Representing Bermuda at the Olympics last year in Athens, Greece, cabinet minister Dale Butler bowed to tradition and dressed formally. Like many other men, he wore a shirt, a tie and a jacket. Unlike other men, he also wore knee socks and short pants.

The ensemble was a hit with the ladies, Butler said, but as he was leaving a reception there, he encountered a Saudi prince in the elevator. The robed royal looked askance at him, then offered to provide him with the fabric needed to complete his clothing, Butler recalled with amusement.

"Later I received an invitation from him to an event they were hosting," he said. "He'd written on it, 'Long pants required.' "

Persian Gulf princes aren't the only ones questioning the advisability of grown men baring their knees. Bermuda shorts, a bequest of Britain's military and still deemed suitable for meeting the queen, are headed the way of the erstwhile British empire, a victim of time and taste.

Increasingly, the national dress of this British colony is worn only by a diminishing circle of elderly white gentlemen and workers in the hospitality industry, who put them on solely for the paycheck.

Bermuda's residents still drive on the left and play cricket, but a tectonic cultural shift has occurred since the industrial barons of Boston, New York and Baltimore began turning to this temperate island of about 65,000 people to escape icy winters and stifling summer heat. Now a haven for U.S. banking and insurance companies seeking tax breaks, Bermuda's ties to Britain and its traditions have been unraveling under the friction of North American influences, including hip-hop and affirmative action.

"I would say it has been changing more than diminishing, going from dress attire to a more casual look," said Laurence Trimingham, whose 120-year-old Front Street shop was the premier purveyor of the classic shorts-and-socks outfit before going out of business in late July.

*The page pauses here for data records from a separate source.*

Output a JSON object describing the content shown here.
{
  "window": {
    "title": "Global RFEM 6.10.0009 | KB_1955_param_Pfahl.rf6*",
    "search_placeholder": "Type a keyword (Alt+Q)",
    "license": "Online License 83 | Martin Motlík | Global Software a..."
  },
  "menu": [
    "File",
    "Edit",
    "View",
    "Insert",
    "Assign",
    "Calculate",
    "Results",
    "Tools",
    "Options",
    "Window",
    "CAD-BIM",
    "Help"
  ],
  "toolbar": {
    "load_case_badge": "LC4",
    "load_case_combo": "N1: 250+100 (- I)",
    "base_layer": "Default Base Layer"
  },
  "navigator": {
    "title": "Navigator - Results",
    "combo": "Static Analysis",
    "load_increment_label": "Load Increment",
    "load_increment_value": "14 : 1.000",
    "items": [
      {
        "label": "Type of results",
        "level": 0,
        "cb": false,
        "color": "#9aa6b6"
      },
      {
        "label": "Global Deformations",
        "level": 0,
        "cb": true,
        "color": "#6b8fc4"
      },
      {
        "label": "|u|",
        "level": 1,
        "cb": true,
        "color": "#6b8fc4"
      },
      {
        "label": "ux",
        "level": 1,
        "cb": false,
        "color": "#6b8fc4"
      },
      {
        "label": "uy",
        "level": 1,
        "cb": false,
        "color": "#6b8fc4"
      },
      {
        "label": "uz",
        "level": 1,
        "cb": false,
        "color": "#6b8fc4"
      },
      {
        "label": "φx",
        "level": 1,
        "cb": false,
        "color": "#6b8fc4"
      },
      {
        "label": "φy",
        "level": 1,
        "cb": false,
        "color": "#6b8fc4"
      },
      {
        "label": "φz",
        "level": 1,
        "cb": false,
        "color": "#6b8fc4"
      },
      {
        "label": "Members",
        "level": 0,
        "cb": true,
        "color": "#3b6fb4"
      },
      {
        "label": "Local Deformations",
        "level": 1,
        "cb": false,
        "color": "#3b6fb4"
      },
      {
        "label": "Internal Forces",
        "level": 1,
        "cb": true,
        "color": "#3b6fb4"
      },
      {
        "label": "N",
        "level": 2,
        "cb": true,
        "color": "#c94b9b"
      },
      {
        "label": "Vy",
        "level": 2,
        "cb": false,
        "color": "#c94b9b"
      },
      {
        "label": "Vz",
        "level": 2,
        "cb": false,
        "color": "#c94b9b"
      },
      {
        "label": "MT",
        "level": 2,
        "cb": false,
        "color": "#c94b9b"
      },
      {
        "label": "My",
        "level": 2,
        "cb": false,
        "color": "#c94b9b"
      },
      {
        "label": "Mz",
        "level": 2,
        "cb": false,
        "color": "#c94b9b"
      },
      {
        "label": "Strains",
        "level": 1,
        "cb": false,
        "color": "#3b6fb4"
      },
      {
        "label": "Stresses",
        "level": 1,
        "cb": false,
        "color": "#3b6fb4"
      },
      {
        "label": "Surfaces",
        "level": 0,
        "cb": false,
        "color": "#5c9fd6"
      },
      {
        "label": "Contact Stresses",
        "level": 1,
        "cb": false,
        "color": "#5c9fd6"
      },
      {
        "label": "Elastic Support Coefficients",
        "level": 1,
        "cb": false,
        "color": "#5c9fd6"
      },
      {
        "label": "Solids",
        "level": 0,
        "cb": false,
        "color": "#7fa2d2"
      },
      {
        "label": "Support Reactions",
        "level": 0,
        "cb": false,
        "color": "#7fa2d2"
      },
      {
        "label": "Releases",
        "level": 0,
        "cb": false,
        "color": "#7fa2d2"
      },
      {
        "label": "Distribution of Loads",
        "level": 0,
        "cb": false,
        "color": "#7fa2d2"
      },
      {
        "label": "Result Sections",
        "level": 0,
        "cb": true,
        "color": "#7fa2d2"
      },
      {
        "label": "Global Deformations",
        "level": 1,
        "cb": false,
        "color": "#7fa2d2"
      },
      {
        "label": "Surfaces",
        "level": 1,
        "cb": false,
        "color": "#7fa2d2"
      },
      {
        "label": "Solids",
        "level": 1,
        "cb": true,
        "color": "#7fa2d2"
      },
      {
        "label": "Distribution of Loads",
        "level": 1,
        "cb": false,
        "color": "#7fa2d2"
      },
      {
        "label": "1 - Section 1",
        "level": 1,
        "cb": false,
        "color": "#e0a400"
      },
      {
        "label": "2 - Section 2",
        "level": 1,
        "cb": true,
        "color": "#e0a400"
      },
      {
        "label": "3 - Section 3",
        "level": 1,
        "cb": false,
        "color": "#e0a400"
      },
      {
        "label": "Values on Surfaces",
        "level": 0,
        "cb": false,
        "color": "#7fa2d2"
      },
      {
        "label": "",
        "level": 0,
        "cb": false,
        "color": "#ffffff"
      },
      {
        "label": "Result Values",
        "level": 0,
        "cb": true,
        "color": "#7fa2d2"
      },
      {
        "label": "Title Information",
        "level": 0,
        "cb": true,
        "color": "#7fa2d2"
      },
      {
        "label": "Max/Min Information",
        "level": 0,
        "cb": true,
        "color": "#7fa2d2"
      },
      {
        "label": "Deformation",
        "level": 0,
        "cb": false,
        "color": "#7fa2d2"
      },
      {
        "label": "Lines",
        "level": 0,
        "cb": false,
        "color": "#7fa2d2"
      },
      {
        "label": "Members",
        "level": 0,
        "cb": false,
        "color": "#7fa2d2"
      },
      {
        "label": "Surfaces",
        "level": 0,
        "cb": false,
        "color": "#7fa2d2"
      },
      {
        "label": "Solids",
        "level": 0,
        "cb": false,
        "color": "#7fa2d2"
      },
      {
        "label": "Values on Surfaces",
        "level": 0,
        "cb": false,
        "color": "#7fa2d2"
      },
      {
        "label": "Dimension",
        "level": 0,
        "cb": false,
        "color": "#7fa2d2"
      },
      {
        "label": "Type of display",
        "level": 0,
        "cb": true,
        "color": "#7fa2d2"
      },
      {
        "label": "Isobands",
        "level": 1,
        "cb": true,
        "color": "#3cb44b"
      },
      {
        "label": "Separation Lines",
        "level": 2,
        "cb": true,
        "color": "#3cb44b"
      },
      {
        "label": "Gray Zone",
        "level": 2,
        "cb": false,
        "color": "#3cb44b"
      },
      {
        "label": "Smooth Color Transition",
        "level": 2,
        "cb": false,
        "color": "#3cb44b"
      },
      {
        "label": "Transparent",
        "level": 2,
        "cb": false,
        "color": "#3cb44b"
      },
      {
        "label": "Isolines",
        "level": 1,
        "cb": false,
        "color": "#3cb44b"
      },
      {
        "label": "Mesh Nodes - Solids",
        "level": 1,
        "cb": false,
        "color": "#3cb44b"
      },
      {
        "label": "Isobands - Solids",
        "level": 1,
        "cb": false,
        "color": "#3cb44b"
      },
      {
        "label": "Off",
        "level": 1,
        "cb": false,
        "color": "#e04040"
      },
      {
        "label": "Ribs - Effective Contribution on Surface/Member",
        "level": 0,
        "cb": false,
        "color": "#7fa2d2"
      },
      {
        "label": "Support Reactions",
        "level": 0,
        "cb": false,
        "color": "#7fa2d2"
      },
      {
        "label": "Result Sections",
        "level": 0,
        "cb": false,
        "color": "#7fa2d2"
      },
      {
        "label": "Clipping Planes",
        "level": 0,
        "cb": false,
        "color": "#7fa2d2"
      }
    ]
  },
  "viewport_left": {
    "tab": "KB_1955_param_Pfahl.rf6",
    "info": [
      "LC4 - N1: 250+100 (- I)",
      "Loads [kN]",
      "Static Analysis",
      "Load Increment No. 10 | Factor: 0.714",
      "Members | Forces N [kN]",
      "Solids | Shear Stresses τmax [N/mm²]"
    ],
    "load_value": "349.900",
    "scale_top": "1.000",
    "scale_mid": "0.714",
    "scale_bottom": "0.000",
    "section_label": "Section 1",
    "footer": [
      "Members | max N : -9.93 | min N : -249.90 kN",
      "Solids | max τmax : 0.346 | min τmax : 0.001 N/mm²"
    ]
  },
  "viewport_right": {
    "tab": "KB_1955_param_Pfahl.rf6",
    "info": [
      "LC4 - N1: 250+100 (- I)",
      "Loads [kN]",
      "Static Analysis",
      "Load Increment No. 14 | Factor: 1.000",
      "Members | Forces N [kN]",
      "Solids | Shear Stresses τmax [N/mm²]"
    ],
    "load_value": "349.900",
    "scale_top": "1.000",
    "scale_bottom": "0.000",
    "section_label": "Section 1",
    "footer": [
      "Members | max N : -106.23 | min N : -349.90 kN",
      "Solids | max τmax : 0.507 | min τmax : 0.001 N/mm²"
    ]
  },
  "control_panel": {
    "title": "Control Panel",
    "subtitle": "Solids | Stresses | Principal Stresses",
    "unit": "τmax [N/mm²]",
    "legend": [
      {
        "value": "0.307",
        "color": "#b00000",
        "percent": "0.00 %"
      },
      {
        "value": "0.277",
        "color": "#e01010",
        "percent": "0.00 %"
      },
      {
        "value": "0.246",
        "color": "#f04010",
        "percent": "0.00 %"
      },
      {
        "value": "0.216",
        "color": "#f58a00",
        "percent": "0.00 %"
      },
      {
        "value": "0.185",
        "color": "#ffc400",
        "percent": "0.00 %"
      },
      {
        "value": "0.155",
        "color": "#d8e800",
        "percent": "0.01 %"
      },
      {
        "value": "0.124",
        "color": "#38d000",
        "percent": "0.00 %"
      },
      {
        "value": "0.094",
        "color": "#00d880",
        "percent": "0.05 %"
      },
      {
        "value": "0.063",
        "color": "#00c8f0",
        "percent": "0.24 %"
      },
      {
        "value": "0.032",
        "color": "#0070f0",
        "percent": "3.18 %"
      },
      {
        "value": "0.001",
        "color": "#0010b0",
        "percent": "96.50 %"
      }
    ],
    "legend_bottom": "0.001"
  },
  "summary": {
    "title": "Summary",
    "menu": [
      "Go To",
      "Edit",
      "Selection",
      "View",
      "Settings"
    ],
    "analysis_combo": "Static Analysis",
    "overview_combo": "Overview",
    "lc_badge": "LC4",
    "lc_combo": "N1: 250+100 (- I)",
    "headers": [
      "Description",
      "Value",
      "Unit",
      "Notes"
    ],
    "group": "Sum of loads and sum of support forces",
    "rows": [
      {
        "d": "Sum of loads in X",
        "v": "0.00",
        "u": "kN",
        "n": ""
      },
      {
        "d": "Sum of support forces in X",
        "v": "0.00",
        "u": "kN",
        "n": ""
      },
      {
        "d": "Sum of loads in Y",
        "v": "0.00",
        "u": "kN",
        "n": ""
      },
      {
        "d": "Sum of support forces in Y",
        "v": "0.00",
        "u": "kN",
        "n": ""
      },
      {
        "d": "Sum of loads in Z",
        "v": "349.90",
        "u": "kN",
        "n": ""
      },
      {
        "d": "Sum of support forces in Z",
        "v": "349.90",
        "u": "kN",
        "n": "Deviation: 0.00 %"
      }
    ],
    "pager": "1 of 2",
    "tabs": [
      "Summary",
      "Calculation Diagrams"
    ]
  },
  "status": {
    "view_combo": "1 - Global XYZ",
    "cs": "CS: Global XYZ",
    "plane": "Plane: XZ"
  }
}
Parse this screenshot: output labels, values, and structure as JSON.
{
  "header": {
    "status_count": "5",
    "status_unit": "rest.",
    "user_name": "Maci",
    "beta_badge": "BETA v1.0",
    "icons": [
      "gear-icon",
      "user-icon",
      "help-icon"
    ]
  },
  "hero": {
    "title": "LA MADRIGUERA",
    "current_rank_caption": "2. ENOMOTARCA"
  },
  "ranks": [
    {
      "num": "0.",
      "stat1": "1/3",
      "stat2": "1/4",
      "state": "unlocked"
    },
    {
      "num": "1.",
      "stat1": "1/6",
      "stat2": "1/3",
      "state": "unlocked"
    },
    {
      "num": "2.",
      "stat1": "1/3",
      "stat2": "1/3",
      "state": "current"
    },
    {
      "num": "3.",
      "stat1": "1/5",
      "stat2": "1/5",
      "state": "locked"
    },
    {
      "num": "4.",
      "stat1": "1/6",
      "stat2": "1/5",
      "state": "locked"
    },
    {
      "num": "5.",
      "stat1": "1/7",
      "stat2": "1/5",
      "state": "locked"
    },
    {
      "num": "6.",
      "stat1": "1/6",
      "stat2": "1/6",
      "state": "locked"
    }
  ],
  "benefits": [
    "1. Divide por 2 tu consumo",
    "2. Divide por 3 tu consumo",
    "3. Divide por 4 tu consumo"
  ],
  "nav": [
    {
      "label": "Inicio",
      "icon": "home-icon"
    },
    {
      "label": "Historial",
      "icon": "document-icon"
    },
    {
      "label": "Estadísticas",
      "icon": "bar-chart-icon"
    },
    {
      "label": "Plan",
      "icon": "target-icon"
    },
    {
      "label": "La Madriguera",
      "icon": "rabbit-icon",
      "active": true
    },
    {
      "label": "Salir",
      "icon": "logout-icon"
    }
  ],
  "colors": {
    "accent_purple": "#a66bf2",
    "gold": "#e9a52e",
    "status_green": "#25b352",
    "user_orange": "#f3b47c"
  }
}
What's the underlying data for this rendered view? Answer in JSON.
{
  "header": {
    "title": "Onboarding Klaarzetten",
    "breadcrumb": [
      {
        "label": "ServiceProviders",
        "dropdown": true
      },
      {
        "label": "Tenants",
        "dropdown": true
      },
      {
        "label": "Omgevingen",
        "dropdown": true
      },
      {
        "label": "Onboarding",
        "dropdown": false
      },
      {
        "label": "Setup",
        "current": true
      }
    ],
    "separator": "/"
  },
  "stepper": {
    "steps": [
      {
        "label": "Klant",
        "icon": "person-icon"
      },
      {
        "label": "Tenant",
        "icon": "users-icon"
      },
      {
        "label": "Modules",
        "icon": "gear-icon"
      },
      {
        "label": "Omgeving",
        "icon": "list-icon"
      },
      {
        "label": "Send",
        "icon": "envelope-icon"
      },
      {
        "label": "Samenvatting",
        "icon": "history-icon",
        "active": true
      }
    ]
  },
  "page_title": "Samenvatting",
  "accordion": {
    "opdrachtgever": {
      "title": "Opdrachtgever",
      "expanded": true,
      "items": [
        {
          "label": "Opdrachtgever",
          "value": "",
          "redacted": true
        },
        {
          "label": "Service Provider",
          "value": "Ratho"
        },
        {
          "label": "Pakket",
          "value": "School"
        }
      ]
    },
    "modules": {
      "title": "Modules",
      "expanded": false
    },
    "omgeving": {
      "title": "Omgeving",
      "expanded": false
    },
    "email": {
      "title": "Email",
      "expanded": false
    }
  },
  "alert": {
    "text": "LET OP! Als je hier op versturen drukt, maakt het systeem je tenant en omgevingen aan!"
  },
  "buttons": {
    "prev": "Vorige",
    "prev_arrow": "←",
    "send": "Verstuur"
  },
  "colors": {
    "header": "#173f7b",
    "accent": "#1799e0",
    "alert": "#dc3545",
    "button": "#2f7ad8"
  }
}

"Originally, the shorts came to us from the British military summer uniform," the clothier said. "As that influence in the colonies has gone away, so have the shorts."

The just-above-the-knee tailored shorts are considered formal attire only if worn with cuffed knee socks and slip-on leather shoes, preferably penny loafers. In the shorts' heyday, the white oligarchy that ruled the colony wore them to tennis matches, elegant dinners and showcase events like the annual Cup Match cricket games. Less than a decade ago, they were deemed appropriate wear for Parliament.

John Swan, a former prime minister who led a failed referendum on independence a decade ago, sees Bermuda's evolution out of colonial trappings as an induction into the global community. He is proud of his country -- most natives of Bermuda see themselves as having a distinct national identity despite their colonial status -- for achieving levels of prosperity, democracy and racial equality that the world's most powerful countries can only envy.

"The black community in Bermuda does better than just about any black community in the world," said Swan, who became the island's second black prime minister 23 years ago. "The United States couldn't even imagine a black president. It hasn't even had a female. All these things we take for granted."

Bermuda might be divesting itself of its colonial identity, he suggested, because it has arrived as a major international business destination under its own steam.

"In less than a generation, we've made a transition from servitude to service," he said of the economy. Bermuda, long dependent on the sailing and tennis sets for revenue, now has 13,000 international management, insurance and financial companies.

On the shorts issue, Swan takes the long view.

"I have always felt that I wanted to be a traditional, classically dressed Bermudian, as a public figure," he said, arguing that a suit and tie project a more serious and accomplished image than do shorts and knee socks.

"In the context of Bermuda, they are seen as business attire, but in the context of the international community, they are not," he said. Swan noted that other former colonies abandoned the shorts when they became independent. "In Barbados, for example, they don't like you wearing shorts to work. They see it as a throwback to the colonial days."

The risk of being perceived as slightly comic has played a significant role in driving today's movers and shakers away from short pants.

"Bermuda shorts denote the old, traditional Bermuda," said Scott Simmons, an importer of European tile and spokesman for the ruling Progressive Labor Party. "They evoke the image of a gentlemen's club, a brandy-and-cigar-room society inclusive of the few and exclusive of the rest."

Simmons, who is black, said he eschewed the shorts because they had "a tendency to appear too relaxed."

Other young black businessmen and politicians regard the attire as a vestige of a less egalitarian age.

"They're identified with a certain lifestyle, mostly older men in the business community," said Desmond Richardson, a 37-year-old building contractor who said he hasn't worn the shorts since elementary school, when they were part of the uniform.

Fashion might be fleeting, but some people mourn the demise of a style of dress with which the island has long been equated.

"You won't find any young men in Bermuda shorts, although I wish they would wear them instead of these baggy pants hanging on them nowadays," said Ruth Thomas, the island's former cultural affairs official. "Bermuda shorts have a certain dignity, but they must be worn in a special way, and Americans have turned them into casual attire now."

Thomas Jones, a taxi dispatcher in Hamilton, Bermuda, has no intention of giving up his well-matched ensemble.